I said nothing about Connecticut because, really, what do you say? Especially when everyone else seems to have too much to say, words that will fill Facebook and Twitter and newsreels (and all other targeted facets of human subconscious) for weeks . . . until . . .
until . . .
Because no one seems to be saying much about any of it any more. It's slowly fading into the realm of memory for most of the nation, and with it the rawness and realness of the present that catapults so many of us into action, that makes us hunger for real change.
I don't want that to happen. The sweet faces of those children are seared on my brain. Their parents, friends, and loved ones are now the walking wounded -- if they can manage to get up and walk at all. The whole thing rests too close to my realm of experience, is too closely aligned with my worst nightmares, for me to let it go -- or to fully let it in.

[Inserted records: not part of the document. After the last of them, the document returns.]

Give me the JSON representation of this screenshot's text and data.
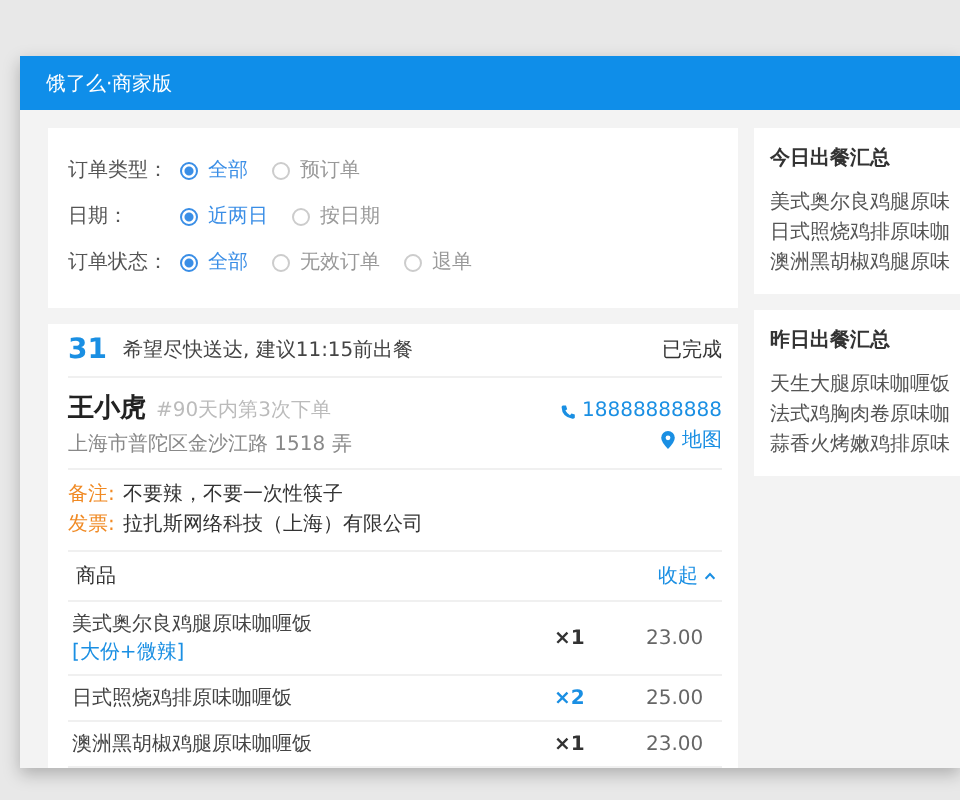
{
  "window": {
    "title": "饿了么·商家版"
  },
  "filters": [
    {
      "label": "订单类型：",
      "options": [
        {
          "label": "全部",
          "selected": true
        },
        {
          "label": "预订单",
          "selected": false
        }
      ]
    },
    {
      "label": "日期：",
      "options": [
        {
          "label": "近两日",
          "selected": true
        },
        {
          "label": "按日期",
          "selected": false
        }
      ]
    },
    {
      "label": "订单状态：",
      "options": [
        {
          "label": "全部",
          "selected": true
        },
        {
          "label": "无效订单",
          "selected": false
        },
        {
          "label": "退单",
          "selected": false
        }
      ]
    }
  ],
  "order": {
    "number": "31",
    "note": "希望尽快送达, 建议11:15前出餐",
    "status": "已完成",
    "customer": {
      "name": "王小虎",
      "tag": "#90天内第3次下单",
      "address": "上海市普陀区金沙江路 1518 弄",
      "phone": "18888888888",
      "map_link": "地图"
    },
    "remarks": [
      {
        "label": "备注:",
        "value": "不要辣，不要一次性筷子"
      },
      {
        "label": "发票:",
        "value": "拉扎斯网络科技（上海）有限公司"
      }
    ],
    "goods": {
      "title": "商品",
      "toggle": "收起",
      "items": [
        {
          "name": "美式奥尔良鸡腿原味咖喱饭",
          "spec": "[大份+微辣]",
          "qty": "×1",
          "emphasized": false,
          "price": "23.00"
        },
        {
          "name": "日式照烧鸡排原味咖喱饭",
          "qty": "×2",
          "emphasized": true,
          "price": "25.00"
        },
        {
          "name": "澳洲黑胡椒鸡腿原味咖喱饭",
          "qty": "×1",
          "emphasized": false,
          "price": "23.00"
        }
      ]
    }
  },
  "summaries": [
    {
      "title": "今日出餐汇总",
      "items": [
        "美式奥尔良鸡腿原味",
        "日式照烧鸡排原味咖",
        "澳洲黑胡椒鸡腿原味"
      ]
    },
    {
      "title": "昨日出餐汇总",
      "items": [
        "天生大腿原味咖喱饭",
        "法式鸡胸肉卷原味咖",
        "蒜香火烤嫩鸡排原味"
      ]
    }
  ]
}
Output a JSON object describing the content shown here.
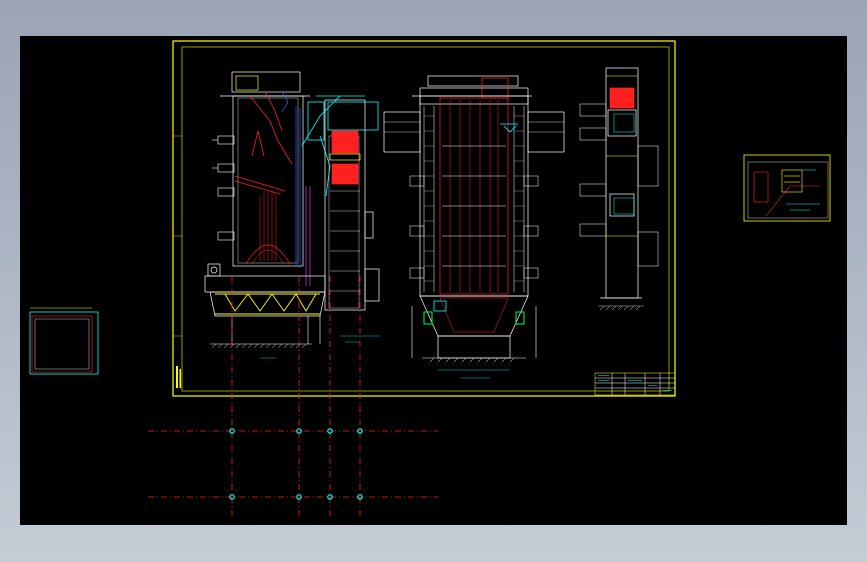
{
  "window": {
    "background_top": "#9aa4b4",
    "background_bottom": "#c5ccd6",
    "viewport_color": "#000000"
  },
  "colors": {
    "frame": "#ffff00",
    "line_white": "#ffffff",
    "line_red": "#ff2020",
    "line_cyan": "#00ffff",
    "line_blue": "#3060ff",
    "line_magenta": "#ff40ff",
    "line_green": "#00ff40",
    "line_yellow": "#ffff00",
    "axis_dash": "#ff2020"
  },
  "drawing": {
    "views": [
      "boiler-side-section",
      "boiler-front-section",
      "boiler-rear-view",
      "detail-view-right",
      "detail-view-left"
    ],
    "icons": [
      "grid-node-icon"
    ]
  }
}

Have I been hugging my own students tighter? You bet. Do I feel my heart leap out of my chest in longing for the students I've said goodbye to throughout the years? Most definitely. I hope they know I love them, still. All of them. Always. Does that heal or help anything? I believe it does. I've said before that my students are the "best prayers I have for peace," and I hold to that now more than ever. Otherwise, what hope do we have left?
Is it selfish to relate the tragedy of others to yourself? Or simply human nature? What qualifies as empathy, and is empathy part of our truest nature, deep down?
Like so much else, I
So I return to my own healing places and spaces. I resolve, once again, to turn to goodness.
I've shared this poem here before, but it resonated so deeply again this morning that I'm posting it a second time.
Naomi Shihab Nye
Before you know what kindness really is
you must lose things,
feel the future dissolve in a moment
like salt in a weakened broth.
What you held in your hand,
what you counted and carefully saved,
all this must go so you know
how desolate the landscape can be
between the regions of kindness.
How you ride and ride
thinking the bus will never stop,
the passengers eating maize and chicken
will stare out the window forever.
Before you learn the tender gravity of kindness,
you must travel where the Indian in a white poncho
lies dead by the side of the road.
You must see how this could be you,
how he too was someone
who journeyed through the night with plans
and the simple breath that kept him alive.
Before you know kindness as the deepest thing inside,
you must know sorrow as the other deepest thing.
You must wake up with sorrow.
You must speak to it till your voice
catches the thread of all sorrows
and you see the size of the cloth.
Then it is only kindness that makes sense anymore,
only kindness that ties your shoes
and sends you out into the day to mail letters and purchase bread,
only kindness that raises its head
from the crowd of the world to say
it is I you have been looking for,
and then goes with you every wherelike a shadow or a friend.